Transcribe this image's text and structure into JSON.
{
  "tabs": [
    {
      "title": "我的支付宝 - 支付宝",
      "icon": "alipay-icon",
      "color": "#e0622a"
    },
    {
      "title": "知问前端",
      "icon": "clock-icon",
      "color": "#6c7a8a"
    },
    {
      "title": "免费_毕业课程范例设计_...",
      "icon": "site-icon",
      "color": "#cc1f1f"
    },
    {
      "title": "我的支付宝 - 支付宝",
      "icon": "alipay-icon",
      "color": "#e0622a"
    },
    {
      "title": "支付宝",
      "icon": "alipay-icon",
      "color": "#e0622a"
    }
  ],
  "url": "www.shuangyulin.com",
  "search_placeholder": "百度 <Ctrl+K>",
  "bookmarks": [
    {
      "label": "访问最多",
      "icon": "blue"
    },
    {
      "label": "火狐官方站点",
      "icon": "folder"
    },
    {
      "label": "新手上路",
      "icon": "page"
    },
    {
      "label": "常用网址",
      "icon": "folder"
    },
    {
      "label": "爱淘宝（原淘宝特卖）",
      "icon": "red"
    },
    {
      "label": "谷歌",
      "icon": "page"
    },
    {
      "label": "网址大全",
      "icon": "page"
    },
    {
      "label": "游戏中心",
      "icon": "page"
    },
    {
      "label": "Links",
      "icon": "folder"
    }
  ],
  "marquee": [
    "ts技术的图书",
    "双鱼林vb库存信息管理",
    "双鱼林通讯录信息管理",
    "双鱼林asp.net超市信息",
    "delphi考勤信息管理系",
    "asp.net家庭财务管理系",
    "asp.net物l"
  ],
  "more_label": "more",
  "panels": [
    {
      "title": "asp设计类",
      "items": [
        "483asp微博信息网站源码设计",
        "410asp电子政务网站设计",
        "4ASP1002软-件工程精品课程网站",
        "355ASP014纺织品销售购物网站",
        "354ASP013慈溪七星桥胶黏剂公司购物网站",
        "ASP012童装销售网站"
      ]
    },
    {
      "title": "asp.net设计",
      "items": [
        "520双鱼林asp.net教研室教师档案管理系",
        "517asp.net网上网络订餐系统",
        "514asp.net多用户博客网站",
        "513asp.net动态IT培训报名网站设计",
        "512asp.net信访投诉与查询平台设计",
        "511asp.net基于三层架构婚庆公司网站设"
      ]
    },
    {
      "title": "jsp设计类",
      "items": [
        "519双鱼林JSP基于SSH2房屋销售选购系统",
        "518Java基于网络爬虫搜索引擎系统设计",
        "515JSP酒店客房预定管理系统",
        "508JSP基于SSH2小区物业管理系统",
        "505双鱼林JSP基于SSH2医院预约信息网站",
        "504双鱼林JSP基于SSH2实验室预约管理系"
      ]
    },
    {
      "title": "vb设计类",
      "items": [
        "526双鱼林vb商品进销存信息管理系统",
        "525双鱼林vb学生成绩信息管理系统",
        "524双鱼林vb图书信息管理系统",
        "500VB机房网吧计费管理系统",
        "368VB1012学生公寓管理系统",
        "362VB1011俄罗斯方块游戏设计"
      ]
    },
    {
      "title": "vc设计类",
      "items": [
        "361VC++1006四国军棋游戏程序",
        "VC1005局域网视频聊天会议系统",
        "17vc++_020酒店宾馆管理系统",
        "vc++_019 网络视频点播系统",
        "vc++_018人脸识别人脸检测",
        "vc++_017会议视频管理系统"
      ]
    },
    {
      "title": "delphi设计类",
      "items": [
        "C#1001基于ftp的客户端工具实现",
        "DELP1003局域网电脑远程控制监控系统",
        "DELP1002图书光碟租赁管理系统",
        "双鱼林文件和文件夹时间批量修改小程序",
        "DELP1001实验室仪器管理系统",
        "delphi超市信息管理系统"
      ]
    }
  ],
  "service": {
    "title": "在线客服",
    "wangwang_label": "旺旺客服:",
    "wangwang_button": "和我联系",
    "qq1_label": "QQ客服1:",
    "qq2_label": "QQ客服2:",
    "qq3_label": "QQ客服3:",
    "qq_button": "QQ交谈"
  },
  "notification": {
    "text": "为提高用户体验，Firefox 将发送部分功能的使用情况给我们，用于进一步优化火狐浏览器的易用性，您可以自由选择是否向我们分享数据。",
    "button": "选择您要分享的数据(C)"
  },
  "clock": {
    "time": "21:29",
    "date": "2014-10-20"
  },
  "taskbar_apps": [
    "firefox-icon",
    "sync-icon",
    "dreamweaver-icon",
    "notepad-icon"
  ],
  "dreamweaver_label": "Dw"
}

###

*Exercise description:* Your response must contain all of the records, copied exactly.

*Answer section:*
Transcribe this image's text and structure into JSON.
{
  "tabs": [
    {
      "title": "我的支付宝 - 支付宝",
      "icon": "alipay-icon",
      "color": "#e0622a"
    },
    {
      "title": "知问前端",
      "icon": "clock-icon",
      "color": "#6c7a8a"
    },
    {
      "title": "免费_毕业课程范例设计_...",
      "icon": "site-icon",
      "color": "#cc1f1f"
    },
    {
      "title": "我的支付宝 - 支付宝",
      "icon": "alipay-icon",
      "color": "#e0622a"
    },
    {
      "title": "支付宝",
      "icon": "alipay-icon",
      "color": "#e0622a"
    }
  ],
  "url": "www.shuangyulin.com",
  "search_placeholder": "百度 <Ctrl+K>",
  "bookmarks": [
    {
      "label": "访问最多",
      "icon": "blue"
    },
    {
      "label": "火狐官方站点",
      "icon": "folder"
    },
    {
      "label": "新手上路",
      "icon": "page"
    },
    {
      "label": "常用网址",
      "icon": "folder"
    },
    {
      "label": "爱淘宝（原淘宝特卖）",
      "icon": "red"
    },
    {
      "label": "谷歌",
      "icon": "page"
    },
    {
      "label": "网址大全",
      "icon": "page"
    },
    {
      "label": "游戏中心",
      "icon": "page"
    },
    {
      "label": "Links",
      "icon": "folder"
    }
  ],
  "marquee": [
    "ts技术的图书",
    "双鱼林vb库存信息管理",
    "双鱼林通讯录信息管理",
    "双鱼林asp.net超市信息",
    "delphi考勤信息管理系",
    "asp.net家庭财务管理系",
    "asp.net物l"
  ],
  "more_label": "more",
  "panels": [
    {
      "title": "asp设计类",
      "items": [
        "483asp微博信息网站源码设计",
        "410asp电子政务网站设计",
        "4ASP1002软-件工程精品课程网站",
        "355ASP014纺织品销售购物网站",
        "354ASP013慈溪七星桥胶黏剂公司购物网站",
        "ASP012童装销售网站"
      ]
    },
    {
      "title": "asp.net设计",
      "items": [
        "520双鱼林asp.net教研室教师档案管理系",
        "517asp.net网上网络订餐系统",
        "514asp.net多用户博客网站",
        "513asp.net动态IT培训报名网站设计",
        "512asp.net信访投诉与查询平台设计",
        "511asp.net基于三层架构婚庆公司网站设"
      ]
    },
    {
      "title": "jsp设计类",
      "items": [
        "519双鱼林JSP基于SSH2房屋销售选购系统",
        "518Java基于网络爬虫搜索引擎系统设计",
        "515JSP酒店客房预定管理系统",
        "508JSP基于SSH2小区物业管理系统",
        "505双鱼林JSP基于SSH2医院预约信息网站",
        "504双鱼林JSP基于SSH2实验室预约管理系"
      ]
    },
    {
      "title": "vb设计类",
      "items": [
        "526双鱼林vb商品进销存信息管理系统",
        "525双鱼林vb学生成绩信息管理系统",
        "524双鱼林vb图书信息管理系统",
        "500VB机房网吧计费管理系统",
        "368VB1012学生公寓管理系统",
        "362VB1011俄罗斯方块游戏设计"
      ]
    },
    {
      "title": "vc设计类",
      "items": [
        "361VC++1006四国军棋游戏程序",
        "VC1005局域网视频聊天会议系统",
        "17vc++_020酒店宾馆管理系统",
        "vc++_019 网络视频点播系统",
        "vc++_018人脸识别人脸检测",
        "vc++_017会议视频管理系统"
      ]
    },
    {
      "title": "delphi设计类",
      "items": [
        "C#1001基于ftp的客户端工具实现",
        "DELP1003局域网电脑远程控制监控系统",
        "DELP1002图书光碟租赁管理系统",
        "双鱼林文件和文件夹时间批量修改小程序",
        "DELP1001实验室仪器管理系统",
        "delphi超市信息管理系统"
      ]
    }
  ],
  "service": {
    "title": "在线客服",
    "wangwang_label": "旺旺客服:",
    "wangwang_button": "和我联系",
    "qq1_label": "QQ客服1:",
    "qq2_label": "QQ客服2:",
    "qq3_label": "QQ客服3:",
    "qq_button": "QQ交谈"
  },
  "notification": {
    "text": "为提高用户体验，Firefox 将发送部分功能的使用情况给我们，用于进一步优化火狐浏览器的易用性，您可以自由选择是否向我们分享数据。",
    "button": "选择您要分享的数据(C)"
  },
  "clock": {
    "time": "21:29",
    "date": "2014-10-20"
  },
  "taskbar_apps": [
    "firefox-icon",
    "sync-icon",
    "dreamweaver-icon",
    "notepad-icon"
  ],
  "dreamweaver_label": "Dw"
}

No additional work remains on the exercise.